I have been very tempted to eat things offered to me “free” of charge this week. I believe pretty strongly that eating those things would have been a distortion of my experience. It is important not to stereotype the experiences of all food stamp users, but I do think that many low-income people have less access to free food than medium- or high-income people. I have medium- and high-income friends who do not find it inconvenient to share things with me when I may not be able to return the favor. My family, if they lived here, would not think it an imposition if I came over for dinner and did not contribute anything or offer to help pay the cost. I have not worn out my welcome at their house, and they are economically stable enough to support me, whether the need is small or large. I work in a nice office where we keep a “community” stock of sodas. Taking from the stock regularly means I have to bring in a 12-pack of soda on a rotating basis. The idea of bringing in a 12-pack is not stressful for me and I don’t feel burdened by that social responsibility, so I can take from the community stock. These factors—where and with whom I work, where and with whom I live, and the incomes of my friends and family—result in an environment which allows me greater access to free food (and a host of other advantages). I haven’t always beaten those temptations this week—I had some candy from a jar in our office—but I now have a more critical understanding of how my social position and the wealth of my social circle allows me to spend less on food than if I were lower-income. In this small way, as Barbara Ehrenreich wrote, it’s expensive to be poor!
Change from the Past
Sunday: I spent the better part of the day going thru the grocery store sales and my coupons matching them up, my planning included two different stores. As I finished my first stop and was feeling pretty smug about my acquisitions, with my coupons and calculator in hand. I pushed my cart into a line and discovered there was a lady with two heaping full baskets in front of me. I was more than slightly annoyed since I still had one more grocery store to get to and this was taking up entirely too much of my day off. Standing there I couldn’t help but hear how much her bill came to, $534.00 dollars!! But after the clerk gave her the total, she handed her a huge stack of coupons.. Final total $29.84!! I was almost embarrassed about my little stack of coupons, she did give me some pointers and told me she spends at least six hours a week Coupon clipping and matching them with sale items. Don’t know if I’m ready to do that but told her she should teach a class. Spent the rest of the afternoon cooking for the week, bean burros, breakfast burros, baked some chicken so I wouldn’t have much to do after getting home from work.
Monday: My daughter discovered that instead of the usual five dollars a day for lunch, she’s a junior in high school she was going to be allowed only two dollars. And she would be eating at the school cafeteria. The challenge to her had sounded like no big deal the day before, but now!! That evening I asked her how it went, all I got was eye rolling and that cafeteria food sucks….

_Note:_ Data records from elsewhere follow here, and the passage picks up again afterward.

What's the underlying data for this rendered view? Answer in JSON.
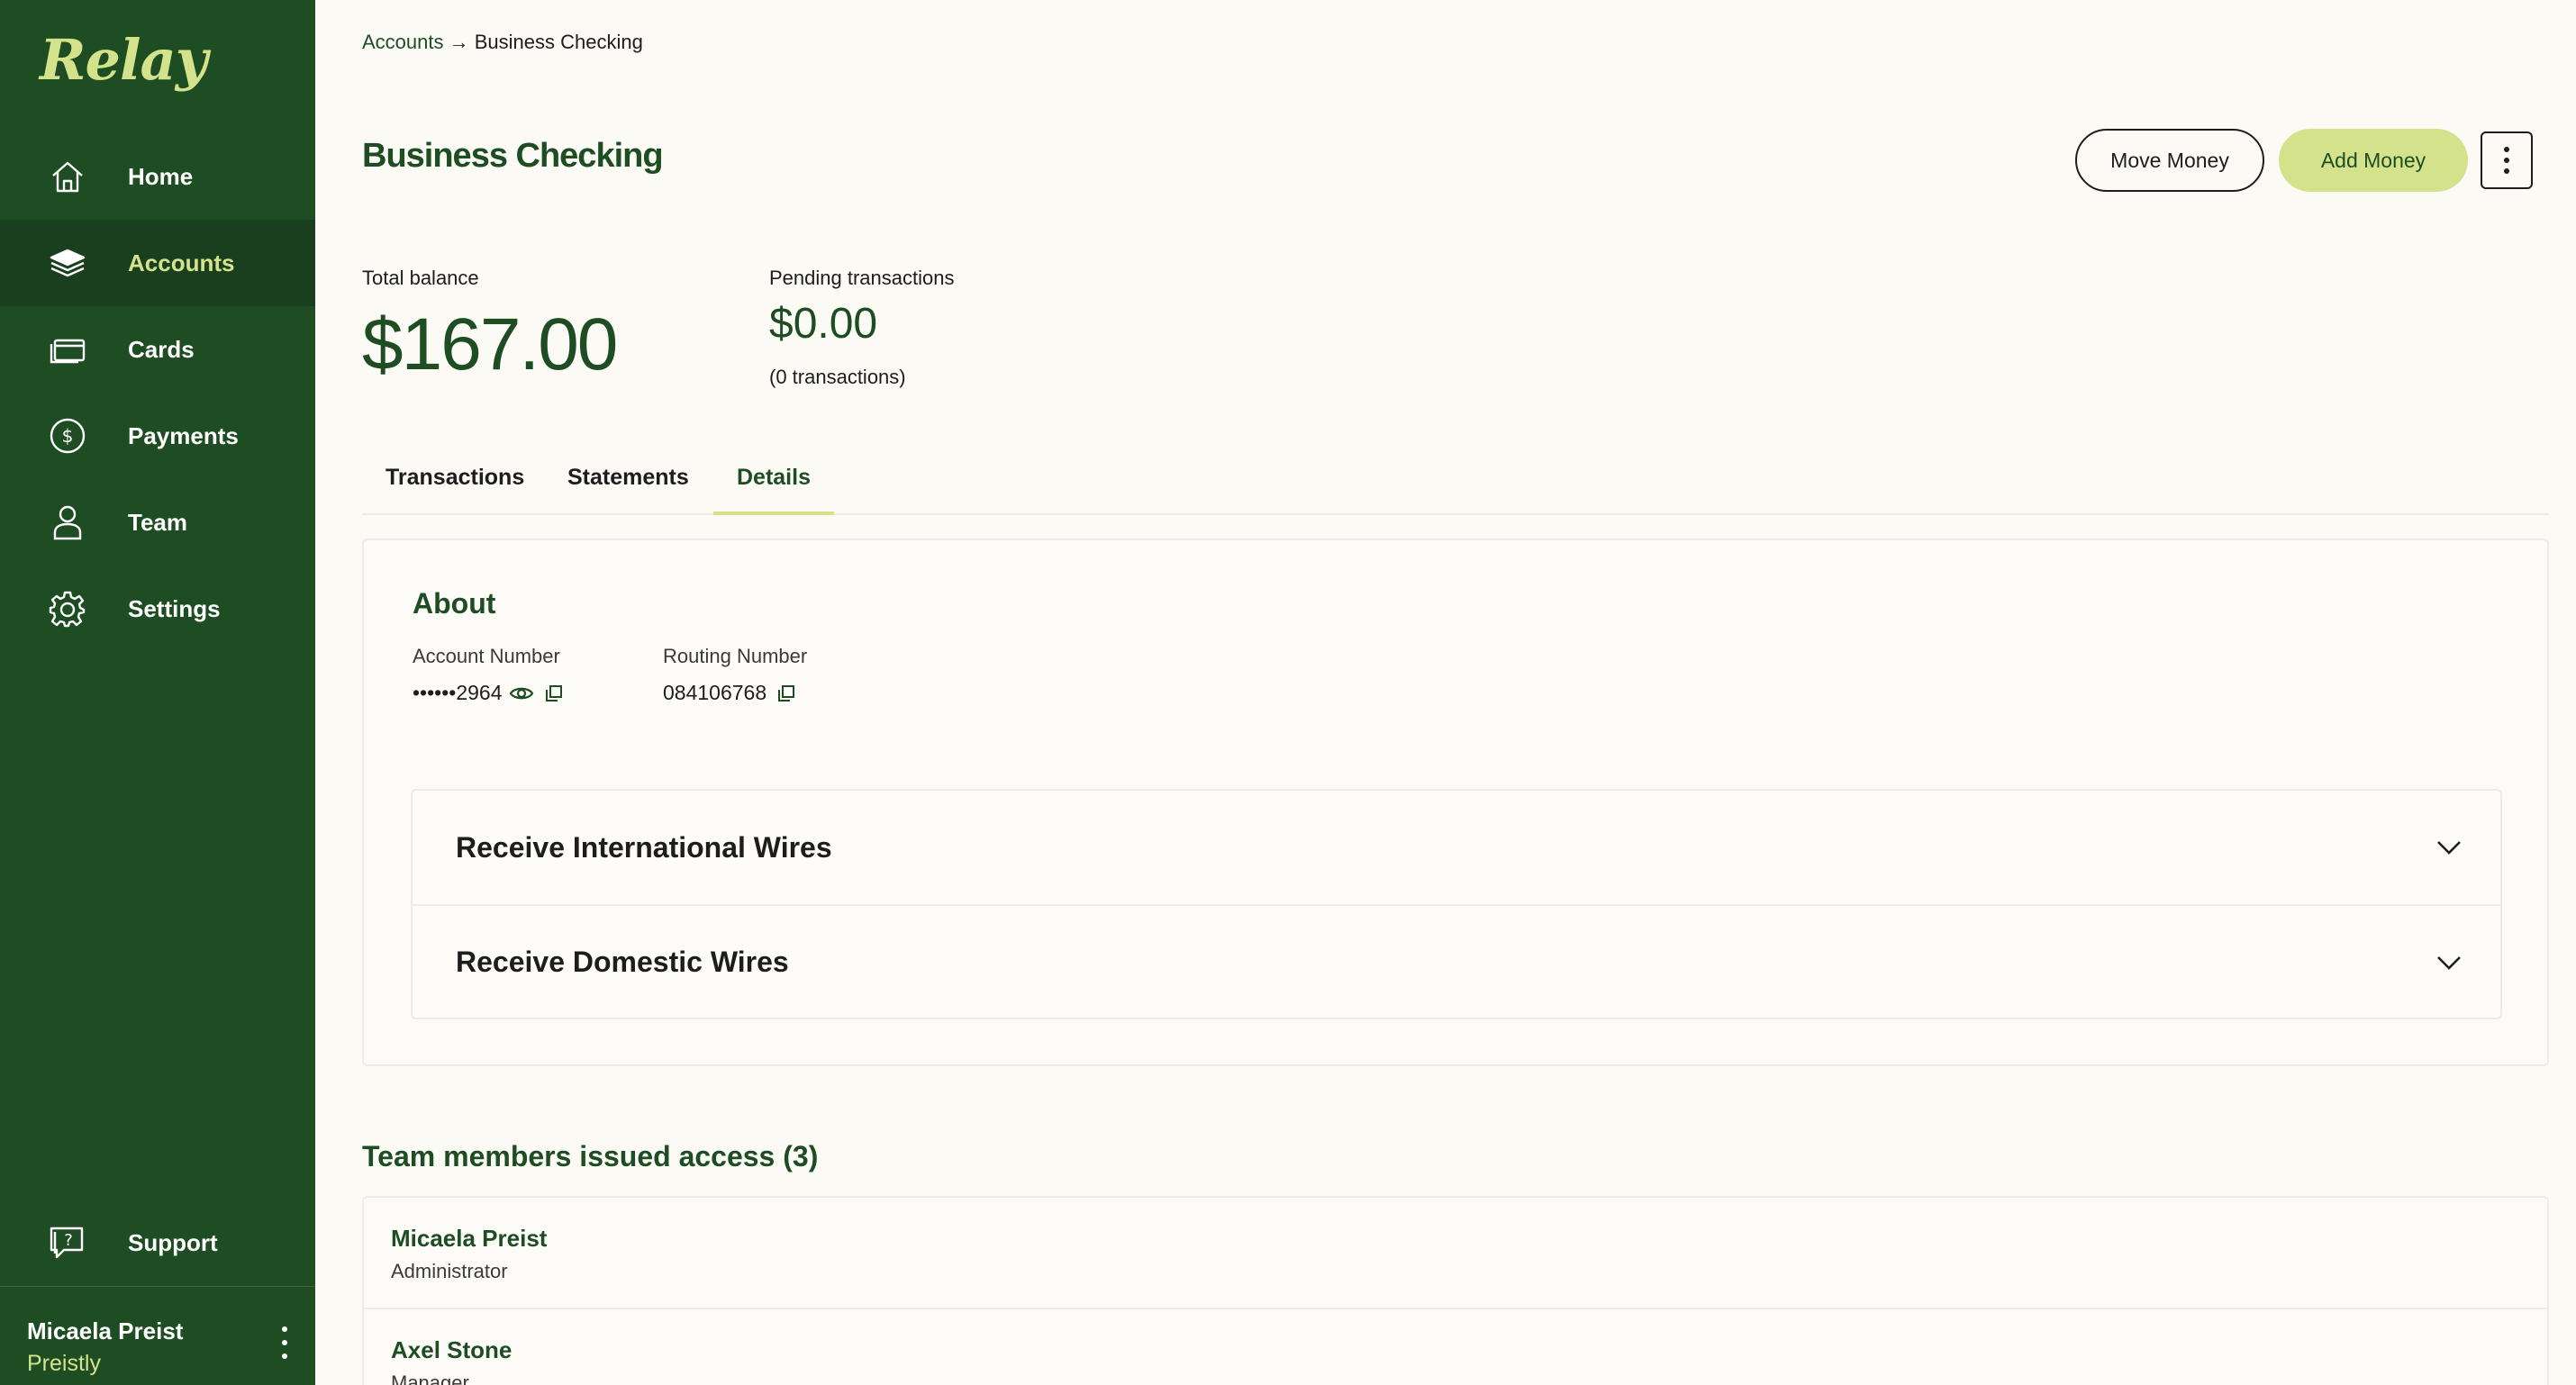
{
  "brand": {
    "logo_text": "Relay"
  },
  "sidebar": {
    "items": [
      {
        "label": "Home",
        "icon": "home-icon"
      },
      {
        "label": "Accounts",
        "icon": "layers-icon",
        "active": true
      },
      {
        "label": "Cards",
        "icon": "card-icon"
      },
      {
        "label": "Payments",
        "icon": "dollar-circle-icon"
      },
      {
        "label": "Team",
        "icon": "person-icon"
      },
      {
        "label": "Settings",
        "icon": "gear-icon"
      }
    ],
    "support_label": "Support",
    "user": {
      "name": "Micaela Preist",
      "company": "Preistly"
    }
  },
  "breadcrumb": {
    "parent": "Accounts",
    "separator": "→",
    "current": "Business Checking"
  },
  "header": {
    "title": "Business Checking",
    "move_money_label": "Move Money",
    "add_money_label": "Add Money"
  },
  "balances": {
    "total_label": "Total balance",
    "total_value": "$167.00",
    "pending_label": "Pending transactions",
    "pending_value": "$0.00",
    "pending_count": "(0 transactions)"
  },
  "tabs": [
    {
      "label": "Transactions"
    },
    {
      "label": "Statements"
    },
    {
      "label": "Details",
      "active": true
    }
  ],
  "about": {
    "title": "About",
    "account_number_label": "Account Number",
    "account_number_value": "••••••2964",
    "routing_number_label": "Routing Number",
    "routing_number_value": "084106768"
  },
  "wires": [
    {
      "title": "Receive International Wires"
    },
    {
      "title": "Receive Domestic Wires"
    }
  ],
  "team": {
    "title": "Team members issued access (3)",
    "members": [
      {
        "name": "Micaela Preist",
        "role": "Administrator"
      },
      {
        "name": "Axel Stone",
        "role": "Manager"
      }
    ]
  },
  "colors": {
    "sidebar_bg": "#1e4d23",
    "accent_lime": "#d4e38b",
    "brand_green": "#1e4d23",
    "page_bg": "#fbfaf5"
  }
}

Wednesday: The evening came and nobody including myself is looking forward to dinner. Left-over’s again!?! I did tell the kids that I had fourteen dollars left from our budget and maybe we could splurge this weekend!! Even planning ahead this cooking every night is a drag, I’m ashamed to say that at least once or twice a week It was my habit to run by somewhere and pick up something for dinner.

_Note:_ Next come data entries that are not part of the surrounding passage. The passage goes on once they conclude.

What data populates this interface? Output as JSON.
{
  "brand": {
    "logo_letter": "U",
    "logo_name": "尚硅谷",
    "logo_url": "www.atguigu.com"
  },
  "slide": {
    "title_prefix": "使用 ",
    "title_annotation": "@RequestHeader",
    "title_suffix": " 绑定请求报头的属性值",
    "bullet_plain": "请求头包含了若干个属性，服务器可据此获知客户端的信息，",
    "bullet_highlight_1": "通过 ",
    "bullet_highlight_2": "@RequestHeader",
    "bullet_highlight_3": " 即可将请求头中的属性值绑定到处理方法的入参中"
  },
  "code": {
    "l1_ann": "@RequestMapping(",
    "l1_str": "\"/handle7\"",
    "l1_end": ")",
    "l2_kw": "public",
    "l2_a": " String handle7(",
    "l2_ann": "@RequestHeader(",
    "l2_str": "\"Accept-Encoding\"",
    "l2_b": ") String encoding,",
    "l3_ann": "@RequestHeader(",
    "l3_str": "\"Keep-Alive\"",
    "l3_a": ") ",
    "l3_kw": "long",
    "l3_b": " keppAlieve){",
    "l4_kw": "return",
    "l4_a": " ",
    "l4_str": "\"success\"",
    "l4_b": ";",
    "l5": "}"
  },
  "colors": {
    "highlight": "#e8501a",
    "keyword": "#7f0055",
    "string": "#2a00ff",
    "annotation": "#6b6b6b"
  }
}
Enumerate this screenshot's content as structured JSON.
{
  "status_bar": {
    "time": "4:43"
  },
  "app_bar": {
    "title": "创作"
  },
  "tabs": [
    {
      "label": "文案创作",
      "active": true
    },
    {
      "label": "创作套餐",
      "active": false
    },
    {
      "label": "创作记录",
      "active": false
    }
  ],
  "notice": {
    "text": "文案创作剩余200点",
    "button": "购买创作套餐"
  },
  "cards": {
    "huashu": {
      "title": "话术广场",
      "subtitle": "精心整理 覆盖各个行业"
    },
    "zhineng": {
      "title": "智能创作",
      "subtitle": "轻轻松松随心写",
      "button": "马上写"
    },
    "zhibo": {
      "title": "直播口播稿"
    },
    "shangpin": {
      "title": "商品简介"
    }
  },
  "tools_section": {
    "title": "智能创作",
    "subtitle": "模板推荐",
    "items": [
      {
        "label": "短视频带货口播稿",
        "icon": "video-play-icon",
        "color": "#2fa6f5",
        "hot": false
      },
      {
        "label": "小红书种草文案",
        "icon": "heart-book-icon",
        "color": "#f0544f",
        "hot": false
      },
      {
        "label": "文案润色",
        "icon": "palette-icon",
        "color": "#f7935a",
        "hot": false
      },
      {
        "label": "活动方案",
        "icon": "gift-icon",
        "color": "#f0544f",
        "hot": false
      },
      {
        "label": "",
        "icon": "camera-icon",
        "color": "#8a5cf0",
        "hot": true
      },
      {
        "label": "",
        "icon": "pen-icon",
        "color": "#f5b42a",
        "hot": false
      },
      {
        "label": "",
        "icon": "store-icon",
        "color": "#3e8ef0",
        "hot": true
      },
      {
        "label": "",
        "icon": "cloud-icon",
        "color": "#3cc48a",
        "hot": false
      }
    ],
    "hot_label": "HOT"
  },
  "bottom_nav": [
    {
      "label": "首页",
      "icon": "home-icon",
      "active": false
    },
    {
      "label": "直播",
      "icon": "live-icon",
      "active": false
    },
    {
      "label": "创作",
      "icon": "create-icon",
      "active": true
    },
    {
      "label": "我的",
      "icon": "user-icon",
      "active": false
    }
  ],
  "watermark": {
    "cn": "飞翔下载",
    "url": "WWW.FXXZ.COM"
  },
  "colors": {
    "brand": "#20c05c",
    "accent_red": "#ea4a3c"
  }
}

Thursday: I think the thing I miss the most is my glass of wine in the evening, can’t afford that this week. Maybe my neighbor who sometimes will drop by to visit with some wine at the end of the day will be by tonight. And yes it’s time again to get the left-over’s out, maybe I’ll change it up and serve the chicken (yuck) with a salad instead of canned vegetables (frozen was too expensive and had no coupons for them).
Friday: Oatmeal for breakfast all week, my cholesterol is probably better but my taste buds are very unhappy….
I have a meeting today I’m sharing my food with the group for lunch-why should I be the only one that suffers…